In the first place, the test of history proved most fiction writers to be lacking in intellectual and moral stature. Mrs. Trilling called attention to a decline of psychological insight in the novel, as compared with the time before Freud; she exposed a distrust of “mind” running through the whole literary culture; and she denounced the cults of toughness, drunkenness, madness, and “infantilism” in the writing she encountered. But she never asked how she herself had avoided these failures of intellect. The simple truth is that she had a far better grip on the contemporary world, both intellectually and imaginatively, than most writers of the time. The writers had their hearts in the right places, as she showed. But they did not grasp that it was no longer enough to abhor evil and to love freedom, nor did they realize how comfortably they were luxuriating in their easily-donned, “soft political idealism.”
Yet there was more involved in what happened to fiction than the failures of a particular group of writers. After all, English and continental fiction, though dealing more capably with the hard questions, proved no more satisfactory in the final analysis. The deeper cause of failure was Nazism’s assault on the imagination. Up to the 1940′s the great resource of modern writers had been the power of the unfettered imagination. Not only Freud, but the classicists and anthropologists working at the turn of the century, along with Nietzsche shortly before them, had displayed the deep sources of art (and religion as well) in the terrible and bloody practice of sacrifice by primitive man. Despite the underlying horror, the brutal origins of art represented an opportunity for the modern artist. By establishing affinities with the primitive source, one could hope to tap new creative powers. Soon the modern writer, reaching backward through his own unconscious, was producing such mythic-chthonic works as “The Waste Land,” Women in Love, and The Sound and the Fury.

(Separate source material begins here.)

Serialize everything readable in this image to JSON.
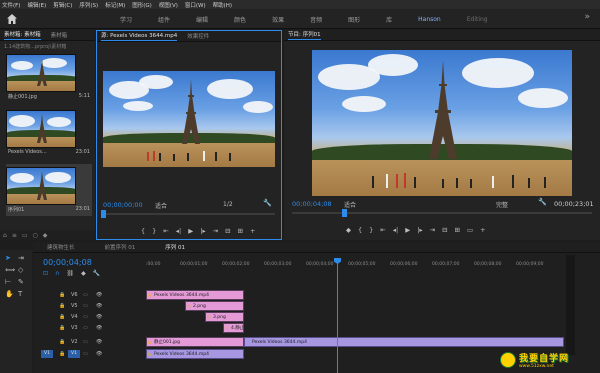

This estimable formula was suddenly confronted in the 1930′s and 1940′s by a very different revelation of primitive ritual—one that laid bare the ultimate ineffectuality of art. First came the Nazi mass rallies, those manufactured rituals and then the mass killings. Together they demonstrated as never before man’s primitive capacities. The threat to civilization was clear; the incapacity of art to deal with it was equally clear. And yet military victory, when it came, was somehow assumed to have included cultural victory as well, so that few questioned the artistic costs of more than a decade of barbarism.
For over a third of a century one such cost has been fiction’s loss of confidence in itself. The trends of the 1940′s identified by Mrs. Trilling—solipsism, the cult of the irrational (as opposed to a commitment to the unconscious), a conventionalized sexual adventurism—have remained the central, dispiriting business of the novel ever since. It is no wonder that eventually Mrs. Trilling found herself repelled by serious fiction and drawn to barely fictionalized books like The Hucksters at the one extreme, and to detective stories and romantic fiction at the other. Nor is it any wonder that, since the war, the novel has lost its role as a final arbiter of culture. In this respect, if not in others, the Nazis won.